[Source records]
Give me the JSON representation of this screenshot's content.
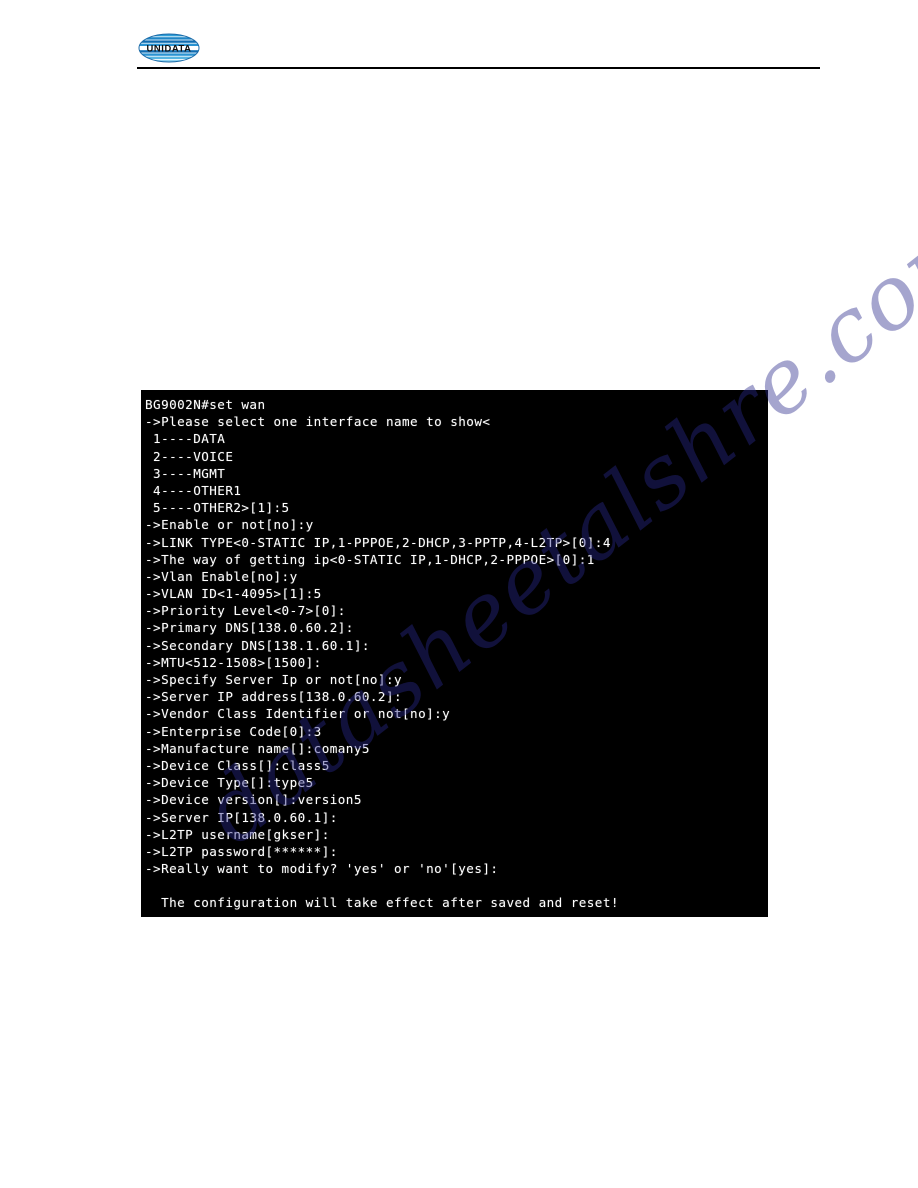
{
  "page": {
    "background_color": "#ffffff",
    "header": {
      "logo_text": "UNIDATA",
      "logo_colors": {
        "dark_blue": "#0b5fa5",
        "mid_blue": "#1d8fd1",
        "light_blue": "#8fd3ef",
        "outline": "#1a6aa8"
      },
      "rule_color": "#000000"
    },
    "watermark": {
      "text": "datasheetalshre.com",
      "color": "#2a2a8c",
      "rotation_degrees": -38
    }
  },
  "terminal": {
    "background_color": "#000000",
    "text_color": "#ffffff",
    "prompt_host": "BG9002N",
    "command": "set wan",
    "lines": [
      "BG9002N#set wan",
      "->Please select one interface name to show<",
      " 1----DATA",
      " 2----VOICE",
      " 3----MGMT",
      " 4----OTHER1",
      " 5----OTHER2>[1]:5",
      "->Enable or not[no]:y",
      "->LINK TYPE<0-STATIC IP,1-PPPOE,2-DHCP,3-PPTP,4-L2TP>[0]:4",
      "->The way of getting ip<0-STATIC IP,1-DHCP,2-PPPOE>[0]:1",
      "->Vlan Enable[no]:y",
      "->VLAN ID<1-4095>[1]:5",
      "->Priority Level<0-7>[0]:",
      "->Primary DNS[138.0.60.2]:",
      "->Secondary DNS[138.1.60.1]:",
      "->MTU<512-1508>[1500]:",
      "->Specify Server Ip or not[no]:y",
      "->Server IP address[138.0.60.2]:",
      "->Vendor Class Identifier or not[no]:y",
      "->Enterprise Code[0]:3",
      "->Manufacture name[]:comany5",
      "->Device Class[]:class5",
      "->Device Type[]:type5",
      "->Device version[]:version5",
      "->Server IP[138.0.60.1]:",
      "->L2TP username[gkser]:",
      "->L2TP password[******]:",
      "->Really want to modify? 'yes' or 'no'[yes]:",
      "",
      "  The configuration will take effect after saved and reset!"
    ]
  }
}
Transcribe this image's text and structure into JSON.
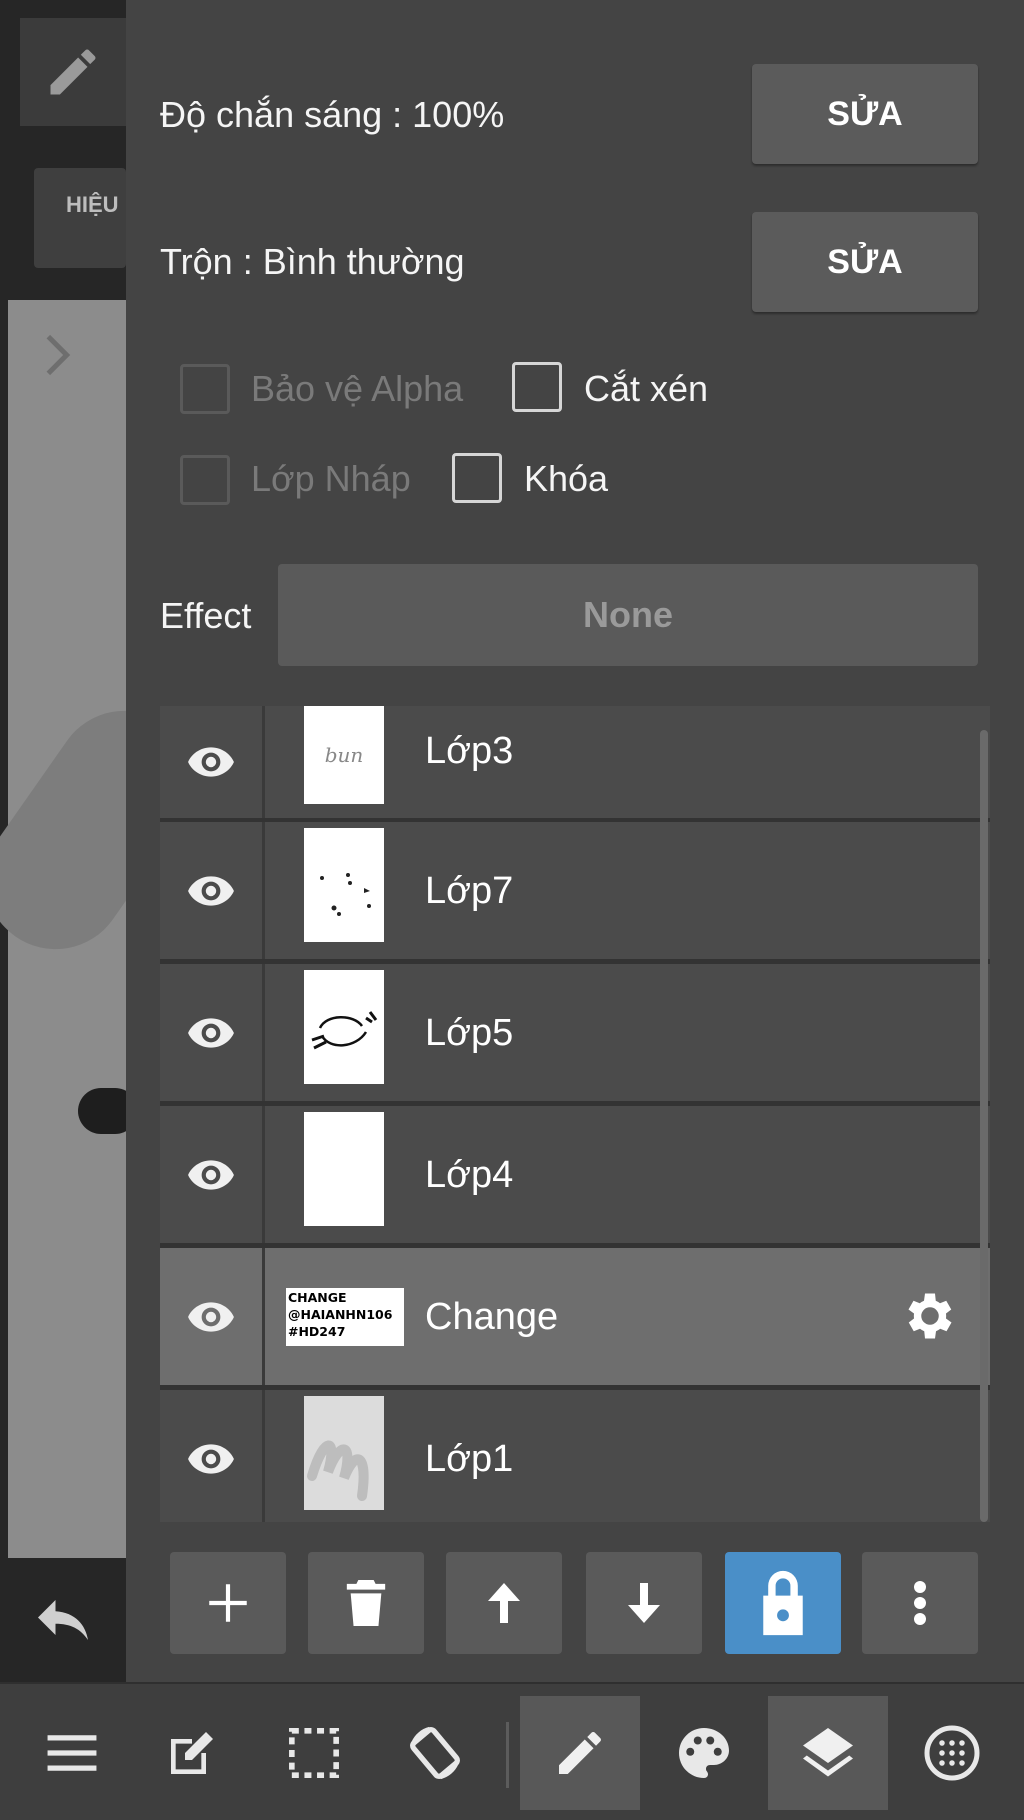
{
  "colors": {
    "panel_bg": "#444444",
    "row_bg": "#4b4b4b",
    "row_selected_bg": "#6e6e6e",
    "accent_blue": "#4a8fc8",
    "button_bg": "#5a5a5a"
  },
  "left_strip": {
    "effect_tab_label": "HIỆU"
  },
  "panel": {
    "opacity": {
      "label": "Độ chắn sáng : 100%",
      "button": "SỬA"
    },
    "blend": {
      "label": "Trộn : Bình thường",
      "button": "SỬA"
    },
    "checkboxes": {
      "alpha_protect": {
        "label": "Bảo vệ Alpha",
        "checked": false,
        "enabled": false
      },
      "clipping": {
        "label": "Cắt xén",
        "checked": false,
        "enabled": true
      },
      "draft_layer": {
        "label": "Lớp Nháp",
        "checked": false,
        "enabled": false
      },
      "lock": {
        "label": "Khóa",
        "checked": false,
        "enabled": true
      }
    },
    "effect": {
      "label": "Effect",
      "value": "None"
    }
  },
  "layers": [
    {
      "name": "Lớp3",
      "visible": true,
      "selected": false,
      "thumb_text": "bun"
    },
    {
      "name": "Lớp7",
      "visible": true,
      "selected": false
    },
    {
      "name": "Lớp5",
      "visible": true,
      "selected": false
    },
    {
      "name": "Lớp4",
      "visible": true,
      "selected": false
    },
    {
      "name": "Change",
      "visible": true,
      "selected": true,
      "thumb_lines": [
        "CHANGE",
        "@HAIANHN106",
        "#HD247"
      ]
    },
    {
      "name": "Lớp1",
      "visible": true,
      "selected": false
    }
  ],
  "layer_actions": [
    "add-icon",
    "trash-icon",
    "arrow-up-icon",
    "arrow-down-icon",
    "lock-icon",
    "more-vert-icon"
  ],
  "bottom_toolbar": [
    "menu-icon",
    "edit-icon",
    "selection-icon",
    "rotate-icon",
    "pen-icon",
    "palette-icon",
    "layers-icon",
    "grid-icon"
  ]
}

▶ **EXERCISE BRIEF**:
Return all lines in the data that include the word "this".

▶ **WRITTEN ANSWER**:
Give me the JSON representation of this screenshot's content.
Transcribe this image's text and structure into JSON.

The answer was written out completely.